A new video explains how worm resistance develops and how owners can take steps to slow its advance.
Resistance to worming drugs, known as anthelmintics, poses a major threat to the health and well-being of horses.
Wormer resistance is not a new problem – it was first recorded in sheep in the early 1980s.
Britain’s Westgate Laboratories, which offers a postal worm count service, says horse owners are starting to feel the impact of resistance, which will increase if they choose not to heed warnings about the need for sustainable use of drugs.
It joined the call for use of evidence-based parasite control programmes – only giving a wormer when the tests indicate it is warranted, and for specific seasonal problems such as encysted small redworm and bots.
It says, wherever possible, pasture management techniques should be employed to help break the life cycle of worms mechanically, by picking up dung, cross grazing and resting paddocks, rather than relying on chemical intervention.
A consultant vet to Westgate Labs, Carolyn Cummins, says getting parasite control right is important.
“Working as a first opinion equine vet I see horses every year that are suffering from a severe worm burden.
“This can be due to neglect or other underlying illnesses but more worryingly, in others, these are horses with owners who believe that they are worming their horses appropriately.
“Problems arise from worming at the wrong times of year, not using the appropriate wormer, under-dosing, or overuse of a particular wormer leading to resistance so that the drugs we have are no longer effective.

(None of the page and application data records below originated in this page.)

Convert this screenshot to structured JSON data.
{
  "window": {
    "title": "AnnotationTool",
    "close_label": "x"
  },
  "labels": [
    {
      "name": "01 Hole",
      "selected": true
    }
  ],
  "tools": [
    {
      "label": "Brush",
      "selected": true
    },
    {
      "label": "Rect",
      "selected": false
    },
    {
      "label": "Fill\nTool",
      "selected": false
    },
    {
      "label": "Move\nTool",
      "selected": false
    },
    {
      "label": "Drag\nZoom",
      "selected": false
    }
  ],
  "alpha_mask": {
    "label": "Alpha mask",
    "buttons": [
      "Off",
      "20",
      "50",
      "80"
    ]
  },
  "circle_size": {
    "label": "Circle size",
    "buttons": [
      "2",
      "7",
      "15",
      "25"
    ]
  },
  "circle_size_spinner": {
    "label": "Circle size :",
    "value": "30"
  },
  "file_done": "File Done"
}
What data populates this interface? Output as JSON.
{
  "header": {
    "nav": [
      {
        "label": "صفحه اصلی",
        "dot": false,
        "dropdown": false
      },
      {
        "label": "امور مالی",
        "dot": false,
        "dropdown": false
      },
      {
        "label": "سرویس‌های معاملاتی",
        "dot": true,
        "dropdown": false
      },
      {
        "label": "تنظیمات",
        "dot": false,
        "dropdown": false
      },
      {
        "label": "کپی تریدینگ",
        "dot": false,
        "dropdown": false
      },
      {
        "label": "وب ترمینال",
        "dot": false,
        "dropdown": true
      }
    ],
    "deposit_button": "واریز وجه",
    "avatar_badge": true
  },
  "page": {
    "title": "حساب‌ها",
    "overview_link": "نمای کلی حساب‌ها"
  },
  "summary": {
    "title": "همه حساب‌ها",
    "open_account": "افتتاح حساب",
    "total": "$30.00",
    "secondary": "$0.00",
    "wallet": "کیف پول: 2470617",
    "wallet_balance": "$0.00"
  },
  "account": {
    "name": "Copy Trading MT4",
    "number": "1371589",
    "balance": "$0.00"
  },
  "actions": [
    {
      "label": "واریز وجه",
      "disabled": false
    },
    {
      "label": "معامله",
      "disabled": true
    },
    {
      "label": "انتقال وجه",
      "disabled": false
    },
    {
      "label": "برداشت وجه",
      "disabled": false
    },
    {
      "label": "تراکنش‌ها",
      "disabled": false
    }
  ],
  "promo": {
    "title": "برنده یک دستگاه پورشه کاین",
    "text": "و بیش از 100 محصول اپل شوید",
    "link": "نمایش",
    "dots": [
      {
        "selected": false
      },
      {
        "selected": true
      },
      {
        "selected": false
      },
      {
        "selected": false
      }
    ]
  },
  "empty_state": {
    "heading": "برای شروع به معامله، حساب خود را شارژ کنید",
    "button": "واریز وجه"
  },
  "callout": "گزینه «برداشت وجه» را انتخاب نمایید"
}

“A horse suffering with a severe worm burden can go from an apparently healthy horse to a severely ill one in a very short space of time, hence the importance of a regular testing regime.”